Lumbar puncture with cerebrospinal fluid (CSF) examination, p. 651
Immunoglobulin (Ig) G index 0.8 (normal: 0.3-0.7)
IgG determination 20% (normal: 0%-11% of total protein)
Oligoclonal bands Present (normal: none)
Evoked potentials (EPs), p. 562
Visual-evoked potentials Abnormal latency
Auditory brainstem-evoked potentials Normal
Somatosensory-evoked responses Abnormal latency
Magnetic resonance imaging (MRI), p. 1106 Plaques indicative of multiple sclerosis
The wide variety of symptom manifestation often makes MS difficult to diagnose; however, the above studies clearly identified MS as the patient’s problem. The CSF study results were classic for the diagnosis of MS. The abnormal latency demonstrated on the EP studies was the result of the demyelination process of MS. MRI revealed plaques indicative of MS.
The patient was given prednisone to decrease the inflammation and associated edema of the myelin sheath. When remission occurred, she was instructed about factors that exacerbate, prevent, or ameliorate symptoms.
Critical Thinking Questions

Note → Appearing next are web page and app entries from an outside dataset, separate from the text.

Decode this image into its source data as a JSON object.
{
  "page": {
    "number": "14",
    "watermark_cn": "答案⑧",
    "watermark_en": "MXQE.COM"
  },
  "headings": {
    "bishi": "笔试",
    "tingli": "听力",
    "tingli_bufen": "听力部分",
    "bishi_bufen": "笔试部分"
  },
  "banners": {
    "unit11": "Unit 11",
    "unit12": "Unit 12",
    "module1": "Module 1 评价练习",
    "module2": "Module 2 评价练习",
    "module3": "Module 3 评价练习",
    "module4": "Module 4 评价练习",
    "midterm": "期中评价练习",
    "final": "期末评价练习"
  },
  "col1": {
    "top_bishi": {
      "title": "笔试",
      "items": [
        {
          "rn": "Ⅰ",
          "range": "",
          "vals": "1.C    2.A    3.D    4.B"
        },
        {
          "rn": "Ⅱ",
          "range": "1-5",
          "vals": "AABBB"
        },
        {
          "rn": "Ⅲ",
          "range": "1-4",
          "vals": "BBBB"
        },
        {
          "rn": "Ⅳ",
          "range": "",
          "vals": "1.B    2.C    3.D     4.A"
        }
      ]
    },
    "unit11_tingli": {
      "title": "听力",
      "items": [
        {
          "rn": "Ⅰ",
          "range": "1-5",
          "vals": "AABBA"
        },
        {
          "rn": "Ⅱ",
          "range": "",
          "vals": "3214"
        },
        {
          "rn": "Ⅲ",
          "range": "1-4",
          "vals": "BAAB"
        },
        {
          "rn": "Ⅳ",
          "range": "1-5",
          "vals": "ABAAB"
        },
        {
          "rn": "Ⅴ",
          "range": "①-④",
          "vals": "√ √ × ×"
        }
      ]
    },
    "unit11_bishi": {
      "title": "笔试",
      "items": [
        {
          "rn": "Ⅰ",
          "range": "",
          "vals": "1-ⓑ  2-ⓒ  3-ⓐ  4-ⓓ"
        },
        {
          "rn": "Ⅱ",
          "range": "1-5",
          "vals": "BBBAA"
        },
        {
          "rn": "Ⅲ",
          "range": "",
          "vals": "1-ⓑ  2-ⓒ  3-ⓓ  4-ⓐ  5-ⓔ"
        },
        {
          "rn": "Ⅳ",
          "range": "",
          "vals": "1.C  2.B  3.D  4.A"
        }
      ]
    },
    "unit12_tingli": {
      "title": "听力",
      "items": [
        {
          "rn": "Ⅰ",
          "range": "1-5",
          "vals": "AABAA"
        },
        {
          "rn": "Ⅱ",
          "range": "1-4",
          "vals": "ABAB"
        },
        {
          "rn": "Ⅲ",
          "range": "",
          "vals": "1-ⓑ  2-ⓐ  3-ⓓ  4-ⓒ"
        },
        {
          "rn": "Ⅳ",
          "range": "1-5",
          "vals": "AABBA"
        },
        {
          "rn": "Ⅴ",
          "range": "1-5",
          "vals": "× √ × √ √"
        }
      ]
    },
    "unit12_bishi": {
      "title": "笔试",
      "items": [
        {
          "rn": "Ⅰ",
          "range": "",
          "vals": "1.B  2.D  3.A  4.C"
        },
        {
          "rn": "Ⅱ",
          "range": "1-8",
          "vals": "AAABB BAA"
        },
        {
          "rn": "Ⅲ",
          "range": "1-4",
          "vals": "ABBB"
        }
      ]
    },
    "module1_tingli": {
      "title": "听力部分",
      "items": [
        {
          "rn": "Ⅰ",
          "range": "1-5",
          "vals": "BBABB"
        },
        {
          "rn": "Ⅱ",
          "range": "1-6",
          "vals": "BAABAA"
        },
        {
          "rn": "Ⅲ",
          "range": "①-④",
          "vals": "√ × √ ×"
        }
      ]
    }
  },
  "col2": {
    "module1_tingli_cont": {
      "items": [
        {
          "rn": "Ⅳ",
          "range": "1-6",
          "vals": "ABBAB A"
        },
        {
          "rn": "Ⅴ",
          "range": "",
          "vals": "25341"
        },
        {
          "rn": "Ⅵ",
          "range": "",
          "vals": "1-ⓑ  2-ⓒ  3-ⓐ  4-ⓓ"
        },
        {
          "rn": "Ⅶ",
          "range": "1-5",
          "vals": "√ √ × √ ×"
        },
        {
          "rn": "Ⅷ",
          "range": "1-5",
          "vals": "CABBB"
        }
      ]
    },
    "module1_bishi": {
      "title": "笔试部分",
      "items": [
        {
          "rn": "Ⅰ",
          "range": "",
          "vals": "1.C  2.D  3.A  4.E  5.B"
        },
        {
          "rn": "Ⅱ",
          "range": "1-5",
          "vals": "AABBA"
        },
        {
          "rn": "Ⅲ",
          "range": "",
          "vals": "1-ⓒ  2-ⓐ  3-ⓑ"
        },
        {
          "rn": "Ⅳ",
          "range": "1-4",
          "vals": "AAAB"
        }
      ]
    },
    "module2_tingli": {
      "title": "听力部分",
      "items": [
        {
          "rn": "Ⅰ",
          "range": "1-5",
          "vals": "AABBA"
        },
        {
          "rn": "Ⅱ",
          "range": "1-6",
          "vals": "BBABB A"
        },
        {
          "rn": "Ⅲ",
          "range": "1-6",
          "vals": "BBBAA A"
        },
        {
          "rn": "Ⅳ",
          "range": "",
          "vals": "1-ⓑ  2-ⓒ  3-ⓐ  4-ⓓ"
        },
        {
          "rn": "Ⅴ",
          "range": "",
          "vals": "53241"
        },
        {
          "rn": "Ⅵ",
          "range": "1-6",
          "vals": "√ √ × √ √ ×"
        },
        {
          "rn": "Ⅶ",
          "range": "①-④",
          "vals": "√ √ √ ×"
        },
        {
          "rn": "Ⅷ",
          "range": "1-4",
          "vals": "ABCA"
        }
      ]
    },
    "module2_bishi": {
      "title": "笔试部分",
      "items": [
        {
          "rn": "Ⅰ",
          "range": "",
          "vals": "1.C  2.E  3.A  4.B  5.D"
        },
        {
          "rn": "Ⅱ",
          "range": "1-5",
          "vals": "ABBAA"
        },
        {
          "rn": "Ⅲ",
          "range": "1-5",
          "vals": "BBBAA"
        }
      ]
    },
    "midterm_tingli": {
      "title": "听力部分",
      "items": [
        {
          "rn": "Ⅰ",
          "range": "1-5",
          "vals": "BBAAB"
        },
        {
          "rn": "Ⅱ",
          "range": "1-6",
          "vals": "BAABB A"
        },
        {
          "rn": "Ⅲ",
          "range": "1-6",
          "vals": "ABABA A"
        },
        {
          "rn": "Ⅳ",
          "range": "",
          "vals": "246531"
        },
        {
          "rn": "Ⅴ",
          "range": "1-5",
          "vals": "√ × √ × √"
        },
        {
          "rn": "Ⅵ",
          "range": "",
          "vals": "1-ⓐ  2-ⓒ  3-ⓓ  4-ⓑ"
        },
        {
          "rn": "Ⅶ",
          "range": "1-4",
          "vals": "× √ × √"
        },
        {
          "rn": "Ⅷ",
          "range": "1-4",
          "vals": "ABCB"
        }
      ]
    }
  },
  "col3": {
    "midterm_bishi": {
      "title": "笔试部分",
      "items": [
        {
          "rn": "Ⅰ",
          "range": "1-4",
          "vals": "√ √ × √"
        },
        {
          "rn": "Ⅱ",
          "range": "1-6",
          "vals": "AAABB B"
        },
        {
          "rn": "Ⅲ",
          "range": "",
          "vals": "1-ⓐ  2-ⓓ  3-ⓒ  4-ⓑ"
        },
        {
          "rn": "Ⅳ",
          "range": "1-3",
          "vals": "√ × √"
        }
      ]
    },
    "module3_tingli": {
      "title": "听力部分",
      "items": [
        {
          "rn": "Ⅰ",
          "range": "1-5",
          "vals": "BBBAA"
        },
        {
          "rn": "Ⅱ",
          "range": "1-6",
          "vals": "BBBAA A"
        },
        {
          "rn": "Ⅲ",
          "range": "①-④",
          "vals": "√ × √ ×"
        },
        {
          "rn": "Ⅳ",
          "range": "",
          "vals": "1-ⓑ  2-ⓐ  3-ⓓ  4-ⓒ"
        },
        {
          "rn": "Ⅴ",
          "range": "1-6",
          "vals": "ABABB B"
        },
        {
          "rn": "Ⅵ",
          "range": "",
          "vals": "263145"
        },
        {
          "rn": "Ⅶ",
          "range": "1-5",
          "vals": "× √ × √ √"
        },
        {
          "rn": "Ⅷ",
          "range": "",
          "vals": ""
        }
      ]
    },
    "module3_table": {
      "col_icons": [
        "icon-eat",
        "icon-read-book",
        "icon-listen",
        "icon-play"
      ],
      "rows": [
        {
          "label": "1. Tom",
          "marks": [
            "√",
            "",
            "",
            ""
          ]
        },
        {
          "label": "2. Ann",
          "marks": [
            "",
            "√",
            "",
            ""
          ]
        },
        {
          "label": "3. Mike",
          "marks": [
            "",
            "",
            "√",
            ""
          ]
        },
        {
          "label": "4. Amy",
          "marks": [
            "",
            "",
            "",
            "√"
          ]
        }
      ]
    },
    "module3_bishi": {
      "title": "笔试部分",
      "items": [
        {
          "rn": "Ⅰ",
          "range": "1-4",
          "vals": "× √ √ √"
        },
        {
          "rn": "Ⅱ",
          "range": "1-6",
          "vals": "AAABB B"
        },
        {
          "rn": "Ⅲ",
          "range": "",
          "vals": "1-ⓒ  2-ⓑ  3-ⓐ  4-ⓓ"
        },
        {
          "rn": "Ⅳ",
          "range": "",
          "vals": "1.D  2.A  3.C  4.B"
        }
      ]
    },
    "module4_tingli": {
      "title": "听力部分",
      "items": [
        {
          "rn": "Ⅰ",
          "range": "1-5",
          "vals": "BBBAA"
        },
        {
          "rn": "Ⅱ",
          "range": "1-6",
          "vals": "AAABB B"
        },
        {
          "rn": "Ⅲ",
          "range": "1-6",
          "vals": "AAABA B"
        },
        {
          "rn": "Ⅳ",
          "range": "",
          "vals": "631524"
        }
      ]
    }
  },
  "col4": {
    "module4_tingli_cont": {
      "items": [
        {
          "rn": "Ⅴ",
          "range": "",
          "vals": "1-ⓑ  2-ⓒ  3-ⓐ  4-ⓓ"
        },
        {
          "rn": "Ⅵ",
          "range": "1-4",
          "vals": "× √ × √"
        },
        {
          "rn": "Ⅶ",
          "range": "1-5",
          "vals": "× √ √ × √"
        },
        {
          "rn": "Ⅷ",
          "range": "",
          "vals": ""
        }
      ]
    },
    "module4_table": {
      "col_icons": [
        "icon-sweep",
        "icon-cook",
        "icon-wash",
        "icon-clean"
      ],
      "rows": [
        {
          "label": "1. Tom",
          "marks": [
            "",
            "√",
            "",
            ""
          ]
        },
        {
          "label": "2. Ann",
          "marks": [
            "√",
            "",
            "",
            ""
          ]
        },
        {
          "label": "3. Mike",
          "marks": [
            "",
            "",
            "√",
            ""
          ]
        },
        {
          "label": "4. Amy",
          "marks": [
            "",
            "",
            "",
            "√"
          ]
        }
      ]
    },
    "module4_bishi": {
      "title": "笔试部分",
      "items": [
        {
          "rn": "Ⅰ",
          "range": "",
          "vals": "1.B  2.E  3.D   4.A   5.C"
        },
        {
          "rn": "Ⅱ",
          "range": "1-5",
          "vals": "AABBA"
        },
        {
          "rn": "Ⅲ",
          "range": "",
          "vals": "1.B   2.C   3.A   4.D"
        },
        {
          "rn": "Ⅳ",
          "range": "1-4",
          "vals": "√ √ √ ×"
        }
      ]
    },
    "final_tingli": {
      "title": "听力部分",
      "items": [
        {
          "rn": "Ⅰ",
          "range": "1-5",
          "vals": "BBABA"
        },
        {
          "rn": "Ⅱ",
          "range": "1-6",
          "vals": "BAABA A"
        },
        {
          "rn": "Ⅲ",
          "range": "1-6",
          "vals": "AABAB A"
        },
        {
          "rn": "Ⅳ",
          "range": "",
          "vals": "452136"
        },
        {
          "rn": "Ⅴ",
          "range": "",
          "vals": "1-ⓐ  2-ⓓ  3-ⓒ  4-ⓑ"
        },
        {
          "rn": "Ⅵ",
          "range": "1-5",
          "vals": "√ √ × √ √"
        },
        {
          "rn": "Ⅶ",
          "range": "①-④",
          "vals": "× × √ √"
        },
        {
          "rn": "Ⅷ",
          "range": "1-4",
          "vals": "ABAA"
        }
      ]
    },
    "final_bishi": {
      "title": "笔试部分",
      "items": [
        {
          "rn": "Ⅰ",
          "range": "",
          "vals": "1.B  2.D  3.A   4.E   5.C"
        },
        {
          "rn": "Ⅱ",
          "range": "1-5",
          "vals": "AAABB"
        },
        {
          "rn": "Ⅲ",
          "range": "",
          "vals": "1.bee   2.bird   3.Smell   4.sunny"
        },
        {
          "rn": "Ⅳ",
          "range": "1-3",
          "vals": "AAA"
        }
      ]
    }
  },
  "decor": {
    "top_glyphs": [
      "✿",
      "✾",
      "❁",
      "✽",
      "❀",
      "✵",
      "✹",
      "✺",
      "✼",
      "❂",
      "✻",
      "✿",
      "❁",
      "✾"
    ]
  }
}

1. Why were the results of the CSF study classic for the diagnosis of MS?
2. What is latency, and why is it increased in MS?